Data for analysis
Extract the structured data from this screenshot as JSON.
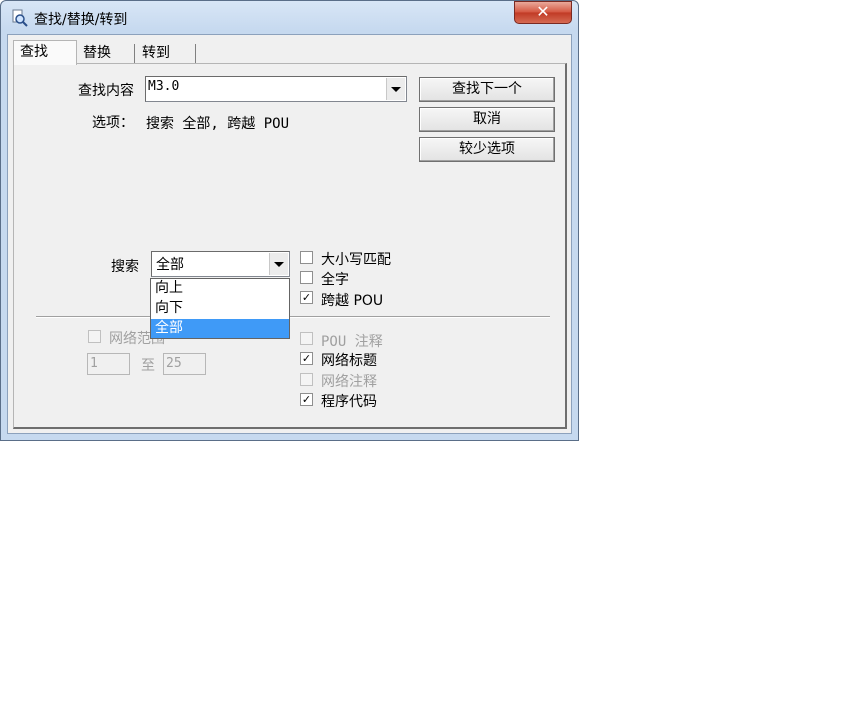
{
  "window": {
    "title": "查找/替换/转到",
    "close_glyph": "✕"
  },
  "tabs": [
    {
      "label": "查找",
      "active": true
    },
    {
      "label": "替换",
      "active": false
    },
    {
      "label": "转到",
      "active": false
    }
  ],
  "find": {
    "label": "查找内容",
    "value": "M3.0"
  },
  "options_summary": {
    "label": "选项：",
    "text": "搜索 全部, 跨越 POU"
  },
  "buttons": {
    "find_next": "查找下一个",
    "cancel": "取消",
    "fewer_options": "较少选项"
  },
  "search": {
    "label": "搜索",
    "selected": "全部",
    "options": [
      "向上",
      "向下",
      "全部"
    ],
    "highlighted_index": 2
  },
  "checkboxes_top": [
    {
      "label": "大小写匹配",
      "checked": false,
      "enabled": true
    },
    {
      "label": "全字",
      "checked": false,
      "enabled": true
    },
    {
      "label": "跨越 POU",
      "checked": true,
      "enabled": true
    }
  ],
  "network_range": {
    "label": "网络范围",
    "checked": false,
    "enabled": false,
    "from": "1",
    "to_label": "至",
    "to": "25"
  },
  "checkboxes_bottom": [
    {
      "label": "POU 注释",
      "checked": false,
      "enabled": false
    },
    {
      "label": "网络标题",
      "checked": true,
      "enabled": true
    },
    {
      "label": "网络注释",
      "checked": false,
      "enabled": false
    },
    {
      "label": "程序代码",
      "checked": true,
      "enabled": true
    }
  ],
  "check_glyph": "✓",
  "colors": {
    "selection": "#3f9af7",
    "close_button": "#c03a25"
  }
}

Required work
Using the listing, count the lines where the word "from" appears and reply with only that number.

Solution to the exercise
2